Only a week has passed since Boulder's historic rainfall began flooding Boulder County, but now, the Greek community is multi-task mode as chapters are not only preparing to recruit new members, but also pitching in with efforts to help clean up the community — both inside and outside of the chapters.

"Fraternities are spread out in mixed communities amongst multiple family apartments, so it's more of a neighbor-to-neighbor effort," said Marc Stine, Greek advocate at CU-Boulder. "The Interfraternity Chapter is here to help."

Since fraternity members are required to volunteer hours to the community, the Interfraternity Council decided on Wednesday to reward the men who lend a hand to flood victims and emergency situations by doubling each hour served.

"It is to encourage fraternities to get more man-power on the streets," said Stine.

On Wednesday, members of the Gamma-Tau chapter of Kappa Sigma walked along various streets on University Hill in search of neighbors who needed assistance. The members said they went door-to-door offering assistance and shoveled mud from underneath cars.

In addition to manual labor, Stine said fraternity chapters are offering financial support to victims of the flood. Each member is donating $2, which will then be matched by $1 from the IFC. Stine said all proceeds, totalling about $3,500, will be donated to the Ron Stump Emergency Fund through the university.

Although the IFC is leading the Greek community to volunteer efforts, Stine said that each fraternity and sorority is making its own attempts at assisting those in need.

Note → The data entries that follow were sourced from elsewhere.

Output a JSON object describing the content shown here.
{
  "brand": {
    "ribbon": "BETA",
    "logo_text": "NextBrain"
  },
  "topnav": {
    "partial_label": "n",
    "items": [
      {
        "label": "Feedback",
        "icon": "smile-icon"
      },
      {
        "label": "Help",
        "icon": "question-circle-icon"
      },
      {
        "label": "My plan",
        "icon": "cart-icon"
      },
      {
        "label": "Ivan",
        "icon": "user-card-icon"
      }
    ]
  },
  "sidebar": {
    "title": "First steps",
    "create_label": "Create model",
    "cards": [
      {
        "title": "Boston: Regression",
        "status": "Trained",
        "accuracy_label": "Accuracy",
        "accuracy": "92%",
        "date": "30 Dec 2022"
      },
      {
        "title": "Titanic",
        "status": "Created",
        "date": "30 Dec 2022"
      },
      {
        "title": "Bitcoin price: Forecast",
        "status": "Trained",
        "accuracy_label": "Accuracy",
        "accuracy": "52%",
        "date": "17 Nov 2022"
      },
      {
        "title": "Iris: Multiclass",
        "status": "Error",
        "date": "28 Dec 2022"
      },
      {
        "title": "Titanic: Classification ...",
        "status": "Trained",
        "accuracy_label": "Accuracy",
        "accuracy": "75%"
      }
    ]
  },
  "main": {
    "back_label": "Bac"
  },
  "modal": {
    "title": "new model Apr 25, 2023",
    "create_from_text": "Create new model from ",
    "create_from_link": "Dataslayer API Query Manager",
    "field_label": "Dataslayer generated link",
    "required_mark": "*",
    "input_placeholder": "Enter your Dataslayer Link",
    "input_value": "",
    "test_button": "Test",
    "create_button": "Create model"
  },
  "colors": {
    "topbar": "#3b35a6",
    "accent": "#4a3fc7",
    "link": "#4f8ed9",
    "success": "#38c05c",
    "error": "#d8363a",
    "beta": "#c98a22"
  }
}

Freshman pedge prospects from left, Seth Gergel and Xavier Rashotsky introduce themselves to Tau Kappa Epsilon junior Corbin Robson during a CU fraternity
Freshman pedge prospects from left, Seth Gergel and Xavier Rashotsky introduce themselves to Tau Kappa Epsilon junior Corbin Robson during a CU fraternity meet-and-greet held at The Sink in Boulder on Thursday, September 19, 2013. (Kira Horvath/ Daily Camera) (Kira Horvath)

And while flood relief has taken the front seat for the Greek community, Stine said the IFC is still focusing on rush week.

Rush is slated to run throughout next week and students will be offered bus service from house to house to make the week more accessible to students.

Rush week concludes Sept. 29 when new members will attend a bid acceptance ceremony at the Dalton Trumbo Fountain area. For more information, visit colorado.edu/greeks.